Stored data entries:
+-------+

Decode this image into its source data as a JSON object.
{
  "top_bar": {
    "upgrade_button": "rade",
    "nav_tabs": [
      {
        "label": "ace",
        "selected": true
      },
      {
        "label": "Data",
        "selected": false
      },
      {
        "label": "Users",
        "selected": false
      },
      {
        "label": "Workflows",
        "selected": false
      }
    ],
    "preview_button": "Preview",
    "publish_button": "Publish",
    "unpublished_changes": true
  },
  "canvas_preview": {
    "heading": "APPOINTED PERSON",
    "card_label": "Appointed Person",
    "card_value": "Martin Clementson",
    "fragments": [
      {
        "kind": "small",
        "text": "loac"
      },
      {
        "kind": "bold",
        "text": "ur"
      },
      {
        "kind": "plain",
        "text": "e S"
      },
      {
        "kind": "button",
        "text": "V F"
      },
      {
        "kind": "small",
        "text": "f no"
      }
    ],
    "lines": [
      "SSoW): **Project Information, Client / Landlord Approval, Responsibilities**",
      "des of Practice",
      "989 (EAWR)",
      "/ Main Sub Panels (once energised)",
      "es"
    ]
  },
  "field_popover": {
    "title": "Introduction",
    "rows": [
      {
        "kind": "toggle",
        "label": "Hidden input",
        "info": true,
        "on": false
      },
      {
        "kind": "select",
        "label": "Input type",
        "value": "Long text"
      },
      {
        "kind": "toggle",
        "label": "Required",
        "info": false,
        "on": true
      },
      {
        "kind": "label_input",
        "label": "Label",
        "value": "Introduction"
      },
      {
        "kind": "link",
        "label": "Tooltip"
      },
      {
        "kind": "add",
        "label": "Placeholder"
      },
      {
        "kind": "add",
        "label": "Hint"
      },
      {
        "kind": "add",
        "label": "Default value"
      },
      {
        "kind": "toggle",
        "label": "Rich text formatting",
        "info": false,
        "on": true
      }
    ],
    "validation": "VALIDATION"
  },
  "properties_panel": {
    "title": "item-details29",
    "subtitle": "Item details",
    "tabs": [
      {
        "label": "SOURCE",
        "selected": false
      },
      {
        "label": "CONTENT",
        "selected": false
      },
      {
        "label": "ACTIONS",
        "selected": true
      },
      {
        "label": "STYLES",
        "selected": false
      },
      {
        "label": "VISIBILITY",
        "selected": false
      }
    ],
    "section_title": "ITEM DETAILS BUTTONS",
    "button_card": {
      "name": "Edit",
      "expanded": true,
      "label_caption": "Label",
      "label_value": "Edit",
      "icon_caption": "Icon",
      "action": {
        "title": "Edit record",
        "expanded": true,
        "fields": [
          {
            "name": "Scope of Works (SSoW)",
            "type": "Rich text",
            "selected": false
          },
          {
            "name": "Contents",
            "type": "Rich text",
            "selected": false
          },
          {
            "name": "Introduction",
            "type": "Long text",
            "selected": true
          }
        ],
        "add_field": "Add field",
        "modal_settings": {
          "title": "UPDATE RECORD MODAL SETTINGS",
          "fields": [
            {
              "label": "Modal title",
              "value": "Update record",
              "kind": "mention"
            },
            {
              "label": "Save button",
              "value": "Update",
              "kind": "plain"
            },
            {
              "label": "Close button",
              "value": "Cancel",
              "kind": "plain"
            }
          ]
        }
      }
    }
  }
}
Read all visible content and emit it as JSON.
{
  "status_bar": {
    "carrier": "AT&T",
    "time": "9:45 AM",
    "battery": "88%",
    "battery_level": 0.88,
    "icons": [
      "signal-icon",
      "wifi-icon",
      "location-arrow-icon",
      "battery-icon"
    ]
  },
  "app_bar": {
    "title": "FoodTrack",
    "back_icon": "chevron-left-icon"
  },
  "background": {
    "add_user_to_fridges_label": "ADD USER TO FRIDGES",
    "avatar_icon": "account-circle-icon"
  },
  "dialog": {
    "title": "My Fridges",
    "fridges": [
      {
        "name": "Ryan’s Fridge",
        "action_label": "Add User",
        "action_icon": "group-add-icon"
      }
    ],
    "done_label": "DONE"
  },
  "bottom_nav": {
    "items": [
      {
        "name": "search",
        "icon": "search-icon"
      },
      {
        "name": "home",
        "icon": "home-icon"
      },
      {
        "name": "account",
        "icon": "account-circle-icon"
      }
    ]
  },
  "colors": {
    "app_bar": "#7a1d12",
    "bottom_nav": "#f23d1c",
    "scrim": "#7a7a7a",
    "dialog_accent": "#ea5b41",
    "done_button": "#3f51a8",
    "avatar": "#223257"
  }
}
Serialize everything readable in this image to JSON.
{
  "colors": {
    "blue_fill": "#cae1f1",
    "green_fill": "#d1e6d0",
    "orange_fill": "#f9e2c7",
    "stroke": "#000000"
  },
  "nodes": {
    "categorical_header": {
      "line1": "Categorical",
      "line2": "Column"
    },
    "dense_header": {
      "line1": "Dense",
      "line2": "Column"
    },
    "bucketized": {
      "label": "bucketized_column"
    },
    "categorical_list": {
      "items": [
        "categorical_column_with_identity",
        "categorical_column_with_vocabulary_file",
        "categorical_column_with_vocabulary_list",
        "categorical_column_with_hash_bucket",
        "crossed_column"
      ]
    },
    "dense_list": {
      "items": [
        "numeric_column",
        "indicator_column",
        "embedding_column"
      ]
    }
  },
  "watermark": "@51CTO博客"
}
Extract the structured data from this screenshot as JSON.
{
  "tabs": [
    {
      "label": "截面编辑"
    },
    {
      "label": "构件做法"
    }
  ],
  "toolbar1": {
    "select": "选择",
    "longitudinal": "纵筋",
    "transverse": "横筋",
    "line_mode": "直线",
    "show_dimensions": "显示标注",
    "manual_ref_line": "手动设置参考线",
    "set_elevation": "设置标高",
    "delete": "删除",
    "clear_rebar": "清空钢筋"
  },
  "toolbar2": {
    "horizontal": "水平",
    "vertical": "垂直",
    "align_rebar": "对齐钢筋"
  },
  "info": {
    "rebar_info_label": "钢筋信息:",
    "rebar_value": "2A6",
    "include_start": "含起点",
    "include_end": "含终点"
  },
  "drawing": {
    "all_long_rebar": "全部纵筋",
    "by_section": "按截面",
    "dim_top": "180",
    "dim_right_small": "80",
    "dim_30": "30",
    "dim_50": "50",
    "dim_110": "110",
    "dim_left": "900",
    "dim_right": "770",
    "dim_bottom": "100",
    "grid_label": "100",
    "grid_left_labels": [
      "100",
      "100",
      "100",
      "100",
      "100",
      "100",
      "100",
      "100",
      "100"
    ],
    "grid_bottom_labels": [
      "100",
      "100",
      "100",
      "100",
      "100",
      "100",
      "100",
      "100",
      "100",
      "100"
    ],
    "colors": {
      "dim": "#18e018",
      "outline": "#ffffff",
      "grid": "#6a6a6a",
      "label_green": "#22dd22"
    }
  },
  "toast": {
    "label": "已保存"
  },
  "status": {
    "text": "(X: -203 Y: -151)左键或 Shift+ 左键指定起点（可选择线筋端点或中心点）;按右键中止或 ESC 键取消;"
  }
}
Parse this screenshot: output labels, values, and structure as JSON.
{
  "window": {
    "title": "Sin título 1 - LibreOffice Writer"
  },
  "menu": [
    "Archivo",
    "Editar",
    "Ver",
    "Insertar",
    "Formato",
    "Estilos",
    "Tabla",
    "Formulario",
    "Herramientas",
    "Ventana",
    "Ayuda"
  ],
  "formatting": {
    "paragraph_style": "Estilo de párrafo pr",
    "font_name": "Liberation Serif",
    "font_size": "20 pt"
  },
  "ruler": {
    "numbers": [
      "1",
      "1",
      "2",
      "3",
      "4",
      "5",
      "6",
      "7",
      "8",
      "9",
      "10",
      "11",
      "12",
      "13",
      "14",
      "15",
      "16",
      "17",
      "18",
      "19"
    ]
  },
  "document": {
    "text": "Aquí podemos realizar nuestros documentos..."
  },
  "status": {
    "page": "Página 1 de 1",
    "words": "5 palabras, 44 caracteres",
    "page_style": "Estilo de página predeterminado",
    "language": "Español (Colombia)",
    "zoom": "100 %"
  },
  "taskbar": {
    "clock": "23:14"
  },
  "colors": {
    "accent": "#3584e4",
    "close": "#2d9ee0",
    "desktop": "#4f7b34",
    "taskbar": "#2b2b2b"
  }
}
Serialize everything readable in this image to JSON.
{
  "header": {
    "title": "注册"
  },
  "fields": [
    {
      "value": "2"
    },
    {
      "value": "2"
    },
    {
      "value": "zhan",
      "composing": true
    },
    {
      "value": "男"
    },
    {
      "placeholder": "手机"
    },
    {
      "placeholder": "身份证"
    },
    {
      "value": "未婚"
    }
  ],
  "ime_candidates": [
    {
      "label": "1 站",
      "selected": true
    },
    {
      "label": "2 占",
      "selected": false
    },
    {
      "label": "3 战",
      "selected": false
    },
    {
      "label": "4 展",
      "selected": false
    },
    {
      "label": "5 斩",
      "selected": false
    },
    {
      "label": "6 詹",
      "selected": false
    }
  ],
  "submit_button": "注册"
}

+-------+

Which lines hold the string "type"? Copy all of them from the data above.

        "label": "Input type",
            "type": "Rich text",
            "type": "Rich text",
            "type": "Long text",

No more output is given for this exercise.